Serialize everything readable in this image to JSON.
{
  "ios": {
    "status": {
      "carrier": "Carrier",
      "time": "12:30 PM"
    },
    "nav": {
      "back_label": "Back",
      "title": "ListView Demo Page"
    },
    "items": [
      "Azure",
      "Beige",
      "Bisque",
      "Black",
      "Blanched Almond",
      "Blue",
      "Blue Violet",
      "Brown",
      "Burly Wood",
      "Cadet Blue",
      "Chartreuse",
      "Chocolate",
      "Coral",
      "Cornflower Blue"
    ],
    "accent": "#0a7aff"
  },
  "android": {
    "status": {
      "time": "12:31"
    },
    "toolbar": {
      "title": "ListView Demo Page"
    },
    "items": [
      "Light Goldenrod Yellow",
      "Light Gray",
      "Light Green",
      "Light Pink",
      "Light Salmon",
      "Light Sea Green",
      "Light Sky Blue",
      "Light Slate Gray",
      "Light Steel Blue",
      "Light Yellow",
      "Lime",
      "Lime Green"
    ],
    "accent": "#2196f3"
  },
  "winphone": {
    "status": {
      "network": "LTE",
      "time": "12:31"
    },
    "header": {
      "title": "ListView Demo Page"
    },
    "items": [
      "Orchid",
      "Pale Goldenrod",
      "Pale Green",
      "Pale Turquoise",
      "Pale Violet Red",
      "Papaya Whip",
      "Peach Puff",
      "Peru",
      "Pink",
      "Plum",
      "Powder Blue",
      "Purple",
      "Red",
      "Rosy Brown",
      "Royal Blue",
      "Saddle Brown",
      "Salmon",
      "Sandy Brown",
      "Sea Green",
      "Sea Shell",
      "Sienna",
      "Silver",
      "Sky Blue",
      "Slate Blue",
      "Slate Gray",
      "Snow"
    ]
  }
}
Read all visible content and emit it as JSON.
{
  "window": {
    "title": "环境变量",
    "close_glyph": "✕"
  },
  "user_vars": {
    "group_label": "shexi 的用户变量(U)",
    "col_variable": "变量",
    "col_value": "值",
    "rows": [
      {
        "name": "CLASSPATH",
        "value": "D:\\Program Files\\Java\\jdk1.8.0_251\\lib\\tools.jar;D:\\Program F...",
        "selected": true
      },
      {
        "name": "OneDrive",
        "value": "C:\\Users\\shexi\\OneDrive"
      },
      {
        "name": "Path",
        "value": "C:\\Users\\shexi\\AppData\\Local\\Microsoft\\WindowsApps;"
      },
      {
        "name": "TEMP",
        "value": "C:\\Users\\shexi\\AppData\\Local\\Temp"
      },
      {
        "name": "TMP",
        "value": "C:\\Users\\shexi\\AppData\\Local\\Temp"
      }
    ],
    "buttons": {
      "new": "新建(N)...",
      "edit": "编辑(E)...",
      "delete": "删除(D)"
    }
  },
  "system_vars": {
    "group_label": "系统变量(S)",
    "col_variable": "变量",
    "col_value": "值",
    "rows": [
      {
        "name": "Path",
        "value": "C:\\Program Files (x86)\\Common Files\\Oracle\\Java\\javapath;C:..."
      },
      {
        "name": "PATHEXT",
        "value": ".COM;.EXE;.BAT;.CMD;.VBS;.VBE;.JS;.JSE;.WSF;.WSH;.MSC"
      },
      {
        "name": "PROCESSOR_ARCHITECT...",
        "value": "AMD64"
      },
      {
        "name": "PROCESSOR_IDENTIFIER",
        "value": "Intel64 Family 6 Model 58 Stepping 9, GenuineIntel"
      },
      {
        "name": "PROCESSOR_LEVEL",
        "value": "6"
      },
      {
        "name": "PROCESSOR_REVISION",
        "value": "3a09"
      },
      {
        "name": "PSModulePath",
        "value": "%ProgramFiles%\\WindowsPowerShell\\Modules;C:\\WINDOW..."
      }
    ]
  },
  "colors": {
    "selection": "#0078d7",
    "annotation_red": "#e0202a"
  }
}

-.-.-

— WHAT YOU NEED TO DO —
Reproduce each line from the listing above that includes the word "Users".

— RESPONSE —
        "value": "C:\\Users\\shexi\\OneDrive"
        "value": "C:\\Users\\shexi\\AppData\\Local\\Microsoft\\WindowsApps;"
        "value": "C:\\Users\\shexi\\AppData\\Local\\Temp"
        "value": "C:\\Users\\shexi\\AppData\\Local\\Temp"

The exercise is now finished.